The second day of the Global Indigenous Peoples Caucus Consultation Meeting began with a round of statements by indigenous peoples on any of the six mandated areas of the UN Permanent Forum: health; education; human rights; economic and social development. Throughout this discussion, indigenous peoples focused on failures or successes that they had in the past, as well as on mechanisms and strategies to adopt to ensure the enforcement of the Declaration on the Rights of Indigenous Peoples. As such, a major part of the discussion focused on the 2030 Development Goals and how to make sure that indigenous issues will be sufficiently included in the agenda.
Members of the Permanent Forum were also there to answer questions about the procedures and rules at the Forum, followed by a discussion on the future of the Permanent Forum and how to ensure better representation of indigenous peoples, not only at the Forum but at the UN Institutions in general. Several nations and peoples voiced their concern that they felt underrepresented and discriminated against at the United Nations.
22 April 2017
UNPO attended the first day of the Global Indigenous Peoples Caucus Consultation Meeting (GIPC). Convened by several Indigenous Peoples Organisations (IPOs) such as the American Indian Law Alliance and the 7th Generation Fund for Indigenous Peoples, this preparatory meeting of indigenous representatives aims at discussing the agenda items that will be covered during the Forum. The aim is for the IPOs to consolidate a common position on the different items before the Forum, in order to give more power to their voice.

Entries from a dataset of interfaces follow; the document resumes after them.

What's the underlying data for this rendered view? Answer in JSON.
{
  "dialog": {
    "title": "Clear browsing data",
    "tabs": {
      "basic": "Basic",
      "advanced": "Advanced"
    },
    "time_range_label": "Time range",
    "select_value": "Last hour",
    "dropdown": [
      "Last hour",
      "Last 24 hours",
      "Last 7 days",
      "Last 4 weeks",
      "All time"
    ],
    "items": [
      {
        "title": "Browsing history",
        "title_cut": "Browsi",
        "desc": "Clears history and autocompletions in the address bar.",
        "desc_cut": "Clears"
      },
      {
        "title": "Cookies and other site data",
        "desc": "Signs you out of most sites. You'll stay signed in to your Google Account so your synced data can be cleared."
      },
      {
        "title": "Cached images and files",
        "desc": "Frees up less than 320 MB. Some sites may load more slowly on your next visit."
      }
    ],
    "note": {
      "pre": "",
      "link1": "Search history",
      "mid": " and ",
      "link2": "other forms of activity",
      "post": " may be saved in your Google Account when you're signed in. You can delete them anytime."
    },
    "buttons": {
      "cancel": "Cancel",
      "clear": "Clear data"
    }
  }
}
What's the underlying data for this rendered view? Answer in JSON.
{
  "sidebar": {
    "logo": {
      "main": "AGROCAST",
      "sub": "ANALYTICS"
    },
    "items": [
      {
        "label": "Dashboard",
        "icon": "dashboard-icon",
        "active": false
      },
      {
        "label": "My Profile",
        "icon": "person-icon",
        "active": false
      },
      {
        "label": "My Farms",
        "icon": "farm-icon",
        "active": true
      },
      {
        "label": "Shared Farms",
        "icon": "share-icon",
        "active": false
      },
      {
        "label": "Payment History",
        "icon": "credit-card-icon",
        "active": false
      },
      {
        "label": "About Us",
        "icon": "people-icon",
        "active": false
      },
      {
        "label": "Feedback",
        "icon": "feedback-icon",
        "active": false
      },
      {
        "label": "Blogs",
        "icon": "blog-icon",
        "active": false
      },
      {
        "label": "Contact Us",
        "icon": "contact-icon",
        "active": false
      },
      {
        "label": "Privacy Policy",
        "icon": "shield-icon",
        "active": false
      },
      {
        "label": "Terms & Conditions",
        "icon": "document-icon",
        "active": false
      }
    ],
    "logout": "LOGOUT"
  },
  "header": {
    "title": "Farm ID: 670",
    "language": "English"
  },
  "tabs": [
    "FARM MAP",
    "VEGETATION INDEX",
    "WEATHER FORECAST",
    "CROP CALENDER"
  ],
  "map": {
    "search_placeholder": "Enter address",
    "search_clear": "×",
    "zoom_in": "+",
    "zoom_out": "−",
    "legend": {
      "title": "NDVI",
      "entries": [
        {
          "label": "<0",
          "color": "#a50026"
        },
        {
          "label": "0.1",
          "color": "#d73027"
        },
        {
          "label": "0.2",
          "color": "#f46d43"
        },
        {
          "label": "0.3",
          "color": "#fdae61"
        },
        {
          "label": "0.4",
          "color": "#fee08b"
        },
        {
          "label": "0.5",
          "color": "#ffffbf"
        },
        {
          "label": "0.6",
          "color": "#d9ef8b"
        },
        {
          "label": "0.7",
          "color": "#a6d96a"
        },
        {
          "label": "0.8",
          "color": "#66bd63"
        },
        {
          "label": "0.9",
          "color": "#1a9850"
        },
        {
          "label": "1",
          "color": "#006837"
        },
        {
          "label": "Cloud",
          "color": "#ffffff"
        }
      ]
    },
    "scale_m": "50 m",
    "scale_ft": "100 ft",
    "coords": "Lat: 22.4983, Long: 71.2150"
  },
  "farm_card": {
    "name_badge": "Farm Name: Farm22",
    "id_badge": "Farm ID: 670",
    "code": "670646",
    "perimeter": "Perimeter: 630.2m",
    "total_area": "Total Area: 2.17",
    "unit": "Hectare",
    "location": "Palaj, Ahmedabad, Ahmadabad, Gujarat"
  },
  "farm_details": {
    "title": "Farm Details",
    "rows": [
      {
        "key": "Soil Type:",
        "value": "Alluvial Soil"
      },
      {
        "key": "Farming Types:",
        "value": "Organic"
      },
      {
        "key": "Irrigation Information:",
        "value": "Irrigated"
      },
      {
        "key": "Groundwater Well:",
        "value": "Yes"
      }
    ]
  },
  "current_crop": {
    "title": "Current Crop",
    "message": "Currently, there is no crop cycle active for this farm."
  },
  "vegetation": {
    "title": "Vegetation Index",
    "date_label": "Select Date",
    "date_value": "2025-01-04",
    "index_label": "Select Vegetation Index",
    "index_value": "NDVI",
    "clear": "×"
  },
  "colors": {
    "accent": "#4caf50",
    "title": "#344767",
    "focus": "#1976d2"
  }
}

After selecting a group of GIPC co-chairs each corresponding to one region of the world, the representatives discussed a series of topics: the empowerment of indigenous women; indigenous youth; health; education; human rights; economic and social development.